After being temporarily barred by the Swiss Supreme Court from running in her favorite event, the 800 metres, Olympic gold medalist Caster Semenya faces a murky future with a much tougher road ahead if she is to retain her position among the best in the world. top female athletes.

The decision bars Semenya, of South Africa, from international races between 400 meters and one mile until his case is resolved once and for all by Switzerland’s highest court. These distances, which combine speed and endurance, are the races in which athletes with testosterone in the male range, like Semenya, have an unfair advantage in terms of muscle strength and oxygen-carrying capacity, the body believes. track leader. They are also among the most publicized events of the Olympic Games and World Championships, the most important competitions for sport.

Semenya announced plans to try the 3,000 meters after losing a first decision in May. But this event is not run at the world championships or the Olympics.

Semenya, 28, ran a 5,000 meter race in a personal best time of 16:05 in April, but that time is well below the qualifying standard of 15:22 that would even be required to compete in the event at the world championships this fall. in Qatar. She should also be among the best runners at this distance in South Africa.

The IAAF said on Wednesday that he was welcoming Tuesday’s court decision. “The IAAF will maintain its position that there are certain contexts, sport being one of them, where biology must trump gender identity,” he said.

The Swiss court said it overturned because Semenya’s appeal “does not appear with a high probability of being well-founded”. He said he was bound by the May finding of the Court of Arbitration for Sport that Semenya’s intersex condition, known as 46XYDSD, “has a direct impact on sports performance, which could never be achieved. by other women.

Semenya has identified as a woman all her life. She said the questions about her gender were unfair. She called an earlier decision against her “discriminatory, irrational, unjustifiable”. Some scientists and doctors have criticized the IAAF’s methods and focused on testosterone as too narrow and simplistic, noting that women also produce the hormone and high levels of it do not guarantee athletic success. All world-class athletes have physical advantages, they claim, such as the height of basketball players and the long arms of Olympic swimmer Michael Phelps.

Semenya said she has many alternatives to 800.

“There are a lot of races I can do. I am a talented athlete. I can play football, I can play basketball, I can do anything. I can run 100, I can run 200, I can run steeple, I can do whatever I want,” she told Reuters in May.

Runners in longer events also tend to have lighter numbers than middle-distance runners like Semenya. While runners with various body types have been successful at different distances through training, Semenya should probably try to change her physique and add significant endurance to tackle longer runs.

If she decides to go shorter, her best time in the 200m is 24.26 in February, but that’s also outside the world championship standard of 23.02, and about two seconds slower than the best runners.

She would be eligible to run unrestricted in longer events like the 10,000m and marathon, but according to the IAAF she has never raced these events, nor the steeplechase, which involves jumping over barriers and through a water hazard, in any significant competition.

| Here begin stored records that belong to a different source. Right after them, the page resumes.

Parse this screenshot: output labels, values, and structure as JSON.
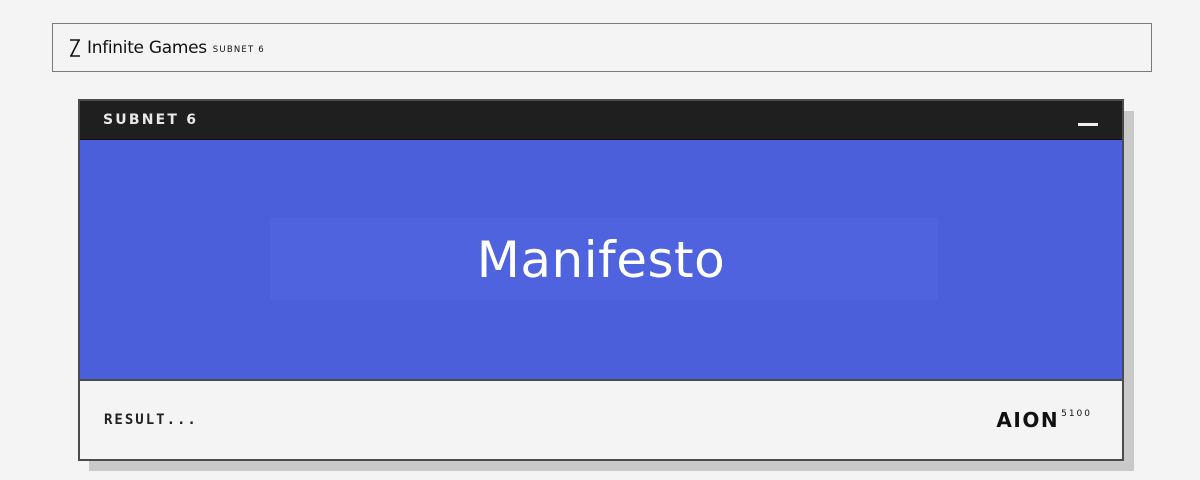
{
  "header": {
    "brand_name": "Infinite Games",
    "brand_sub": "SUBNET 6",
    "logo_icon": "infinite-games-logo-icon"
  },
  "window": {
    "title": "SUBNET 6",
    "minimize_icon": "minimize-icon",
    "banner_title": "Manifesto",
    "banner_color": "#4a5fd9",
    "footer_status": "RESULT...",
    "footer_brand": "AION",
    "footer_brand_sup": "5100"
  }
}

The latest court ruling continues a back-and-forth trend in the Semenya case. In May, the Court of Arbitration for Sport backed the athletics federation’s rules, saying they were discriminatory but necessary to achieve a level playing field in women’s athletics. Semenya appealed to the Swiss Supreme Court, also known as the Swiss Federal Tribunal. In June, that court temporarily suspended IAAF rules and said Semenya could race while he considered his case. On Tuesday, the court reversed and ruled Semenya could not compete as he considered his broader challenge to the testosterone rules. Semenya vowed to pursue the appeal.

If future decisions go her way, Semenya could still earn the right to run the 800 meters at the Tokyo Olympics in 2020. Olympic rosters are usually not compiled until weeks before the Games.

But if the rules of testosterone are followed, Semenya’s choices are relatively few. The IAAF said she could run the 800 and other restricted events at national races in South Africa, could compete against men or compete in races for intersex athletes if such events were offered.

The IAAF has said female athletes with testosterone levels above the legal limit can compete in women’s 400-meter one-mile events if they are on hormone therapy. Semenya categorically refused to do so. If she were to change her mind, sports scientists estimated it could cost her four to seven seconds in the 800m, an event she hasn’t lost since 2015.

On Tuesday, Semenya tweeted a message saying “The first chapter of my life is over, I’m looking forward to my second chapter.” She followed up on Wednesday with optimistic messages, including “Don’t go through life, grow through life” and a proclamation that “a determined spirit is unstoppable.”